Start of Data excerpts

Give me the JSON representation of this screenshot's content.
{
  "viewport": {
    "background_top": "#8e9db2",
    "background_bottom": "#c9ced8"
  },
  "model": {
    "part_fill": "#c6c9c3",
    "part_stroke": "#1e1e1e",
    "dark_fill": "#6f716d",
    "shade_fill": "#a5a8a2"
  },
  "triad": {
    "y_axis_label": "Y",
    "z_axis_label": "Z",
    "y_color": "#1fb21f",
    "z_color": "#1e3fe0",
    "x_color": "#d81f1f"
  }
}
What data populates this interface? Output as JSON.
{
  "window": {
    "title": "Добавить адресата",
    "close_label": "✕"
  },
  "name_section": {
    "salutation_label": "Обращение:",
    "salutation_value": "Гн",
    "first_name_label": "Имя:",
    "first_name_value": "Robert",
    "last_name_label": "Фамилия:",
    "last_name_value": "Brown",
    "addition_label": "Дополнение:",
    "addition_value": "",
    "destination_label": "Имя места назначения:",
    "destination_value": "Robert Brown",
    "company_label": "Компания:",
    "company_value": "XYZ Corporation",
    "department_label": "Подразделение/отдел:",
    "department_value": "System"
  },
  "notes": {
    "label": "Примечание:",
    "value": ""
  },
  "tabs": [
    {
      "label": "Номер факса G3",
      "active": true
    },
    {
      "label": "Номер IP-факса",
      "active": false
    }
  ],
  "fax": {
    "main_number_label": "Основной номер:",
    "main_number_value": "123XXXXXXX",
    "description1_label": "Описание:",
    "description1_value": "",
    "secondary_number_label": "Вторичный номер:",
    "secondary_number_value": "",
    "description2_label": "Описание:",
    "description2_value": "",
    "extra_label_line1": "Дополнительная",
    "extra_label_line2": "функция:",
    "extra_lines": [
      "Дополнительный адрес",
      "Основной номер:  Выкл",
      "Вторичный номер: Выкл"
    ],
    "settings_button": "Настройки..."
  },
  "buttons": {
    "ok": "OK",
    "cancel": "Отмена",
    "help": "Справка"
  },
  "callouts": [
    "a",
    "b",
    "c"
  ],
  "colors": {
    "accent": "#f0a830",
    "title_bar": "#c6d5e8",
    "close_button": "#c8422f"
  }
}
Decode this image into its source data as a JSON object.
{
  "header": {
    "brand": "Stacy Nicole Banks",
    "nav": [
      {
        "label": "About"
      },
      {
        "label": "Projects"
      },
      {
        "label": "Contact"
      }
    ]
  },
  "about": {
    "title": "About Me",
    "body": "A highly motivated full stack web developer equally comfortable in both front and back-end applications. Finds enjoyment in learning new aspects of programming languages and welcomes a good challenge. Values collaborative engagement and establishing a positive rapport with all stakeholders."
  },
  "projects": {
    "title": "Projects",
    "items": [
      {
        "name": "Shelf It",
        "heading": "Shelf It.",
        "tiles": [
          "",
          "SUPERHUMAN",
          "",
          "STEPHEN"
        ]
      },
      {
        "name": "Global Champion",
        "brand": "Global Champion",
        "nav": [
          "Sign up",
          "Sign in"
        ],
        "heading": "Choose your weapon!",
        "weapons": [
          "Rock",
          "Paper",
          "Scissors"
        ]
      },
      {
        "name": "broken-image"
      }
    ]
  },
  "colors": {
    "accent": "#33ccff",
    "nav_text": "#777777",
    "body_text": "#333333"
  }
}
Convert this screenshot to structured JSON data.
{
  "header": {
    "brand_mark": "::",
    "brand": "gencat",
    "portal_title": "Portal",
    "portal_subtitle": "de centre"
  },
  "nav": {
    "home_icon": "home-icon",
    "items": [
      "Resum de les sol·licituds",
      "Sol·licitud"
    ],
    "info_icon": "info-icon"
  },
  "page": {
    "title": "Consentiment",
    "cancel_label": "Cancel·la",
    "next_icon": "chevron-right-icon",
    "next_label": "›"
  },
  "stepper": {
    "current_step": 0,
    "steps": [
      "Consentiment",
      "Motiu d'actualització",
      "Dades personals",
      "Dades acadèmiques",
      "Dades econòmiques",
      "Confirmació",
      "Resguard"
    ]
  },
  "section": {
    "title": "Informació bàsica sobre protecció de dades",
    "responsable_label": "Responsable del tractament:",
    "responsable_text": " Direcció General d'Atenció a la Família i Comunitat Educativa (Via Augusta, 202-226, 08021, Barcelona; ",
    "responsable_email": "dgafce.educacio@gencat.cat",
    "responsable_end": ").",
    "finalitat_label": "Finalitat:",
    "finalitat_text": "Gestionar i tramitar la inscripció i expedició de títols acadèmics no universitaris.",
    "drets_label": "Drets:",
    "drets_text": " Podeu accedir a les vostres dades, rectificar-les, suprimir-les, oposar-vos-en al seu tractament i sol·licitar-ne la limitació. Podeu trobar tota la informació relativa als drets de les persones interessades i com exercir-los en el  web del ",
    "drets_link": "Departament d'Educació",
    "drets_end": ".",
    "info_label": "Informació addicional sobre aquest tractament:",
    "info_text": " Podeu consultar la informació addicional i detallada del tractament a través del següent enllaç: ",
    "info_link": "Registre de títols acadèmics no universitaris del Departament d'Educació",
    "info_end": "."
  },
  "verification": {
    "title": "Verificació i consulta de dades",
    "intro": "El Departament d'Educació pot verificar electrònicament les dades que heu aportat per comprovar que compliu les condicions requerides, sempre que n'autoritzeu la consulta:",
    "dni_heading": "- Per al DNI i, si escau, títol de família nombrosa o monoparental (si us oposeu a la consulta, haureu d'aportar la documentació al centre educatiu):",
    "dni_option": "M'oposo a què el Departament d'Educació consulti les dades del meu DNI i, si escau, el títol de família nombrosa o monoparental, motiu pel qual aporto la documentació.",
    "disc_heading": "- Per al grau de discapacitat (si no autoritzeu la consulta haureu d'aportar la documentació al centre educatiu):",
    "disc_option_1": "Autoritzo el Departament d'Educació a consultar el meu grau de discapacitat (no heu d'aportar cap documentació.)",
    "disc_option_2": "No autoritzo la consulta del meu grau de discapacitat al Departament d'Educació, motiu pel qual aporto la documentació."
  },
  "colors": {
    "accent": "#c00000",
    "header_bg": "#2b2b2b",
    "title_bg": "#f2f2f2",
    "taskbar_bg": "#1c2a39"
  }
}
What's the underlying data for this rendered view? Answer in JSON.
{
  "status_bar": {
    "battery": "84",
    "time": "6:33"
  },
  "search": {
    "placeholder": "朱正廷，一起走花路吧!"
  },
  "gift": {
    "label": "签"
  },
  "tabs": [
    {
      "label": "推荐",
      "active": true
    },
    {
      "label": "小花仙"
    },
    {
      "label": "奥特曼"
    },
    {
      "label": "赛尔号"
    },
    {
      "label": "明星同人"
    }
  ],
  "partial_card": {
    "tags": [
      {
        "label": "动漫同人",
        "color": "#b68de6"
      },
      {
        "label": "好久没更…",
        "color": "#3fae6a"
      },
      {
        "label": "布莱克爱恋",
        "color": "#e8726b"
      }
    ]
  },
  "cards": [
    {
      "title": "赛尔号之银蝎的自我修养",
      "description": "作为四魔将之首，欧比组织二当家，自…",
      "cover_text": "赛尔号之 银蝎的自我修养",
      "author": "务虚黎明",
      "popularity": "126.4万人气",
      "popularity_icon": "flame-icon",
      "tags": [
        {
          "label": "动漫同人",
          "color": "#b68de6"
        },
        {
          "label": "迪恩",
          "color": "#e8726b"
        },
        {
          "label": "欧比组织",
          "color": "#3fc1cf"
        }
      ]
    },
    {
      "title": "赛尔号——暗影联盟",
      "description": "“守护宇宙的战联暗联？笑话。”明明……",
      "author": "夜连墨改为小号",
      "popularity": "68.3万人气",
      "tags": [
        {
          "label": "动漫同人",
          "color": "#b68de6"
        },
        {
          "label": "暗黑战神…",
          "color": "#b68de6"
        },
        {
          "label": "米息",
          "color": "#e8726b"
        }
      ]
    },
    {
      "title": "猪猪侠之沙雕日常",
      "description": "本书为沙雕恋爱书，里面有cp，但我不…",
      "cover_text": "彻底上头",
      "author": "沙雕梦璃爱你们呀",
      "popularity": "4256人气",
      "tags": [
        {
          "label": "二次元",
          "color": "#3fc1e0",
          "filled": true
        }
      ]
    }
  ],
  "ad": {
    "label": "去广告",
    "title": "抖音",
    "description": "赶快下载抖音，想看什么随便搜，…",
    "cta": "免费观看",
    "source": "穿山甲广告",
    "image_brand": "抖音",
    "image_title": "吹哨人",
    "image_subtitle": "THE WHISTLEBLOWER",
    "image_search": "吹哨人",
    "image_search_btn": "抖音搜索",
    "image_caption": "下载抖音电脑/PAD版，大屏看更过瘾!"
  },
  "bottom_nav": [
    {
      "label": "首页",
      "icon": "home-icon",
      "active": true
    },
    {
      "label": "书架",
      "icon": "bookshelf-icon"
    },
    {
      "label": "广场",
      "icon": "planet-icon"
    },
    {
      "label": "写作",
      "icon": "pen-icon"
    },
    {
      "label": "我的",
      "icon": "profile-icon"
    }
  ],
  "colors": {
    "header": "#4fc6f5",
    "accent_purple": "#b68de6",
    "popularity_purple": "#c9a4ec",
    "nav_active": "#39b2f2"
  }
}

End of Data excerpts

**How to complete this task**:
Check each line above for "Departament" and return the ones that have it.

**Answer to the problem**:
    "drets_link": "Departament d'Educació",
    "info_link": "Registre de títols acadèmics no universitaris del Departament d'Educació",
    "intro": "El Departament d'Educació pot verificar electrònicament les dades que heu aportat per comprovar que compliu les condicions requerides, sempre que n'autoritzeu la consulta:",
    "dni_option": "M'oposo a què el Departament d'Educació consulti les dades del meu DNI i, si escau, el títol de família nombrosa o monoparental, motiu pel qual aporto la documentació.",
    "disc_option_1": "Autoritzo el Departament d'Educació a consultar el meu grau de discapacitat (no heu d'aportar cap documentació.)",
    "disc_option_2": "No autoritzo la consulta del meu grau de discapacitat al Departament d'Educació, motiu pel qual aporto la documentació."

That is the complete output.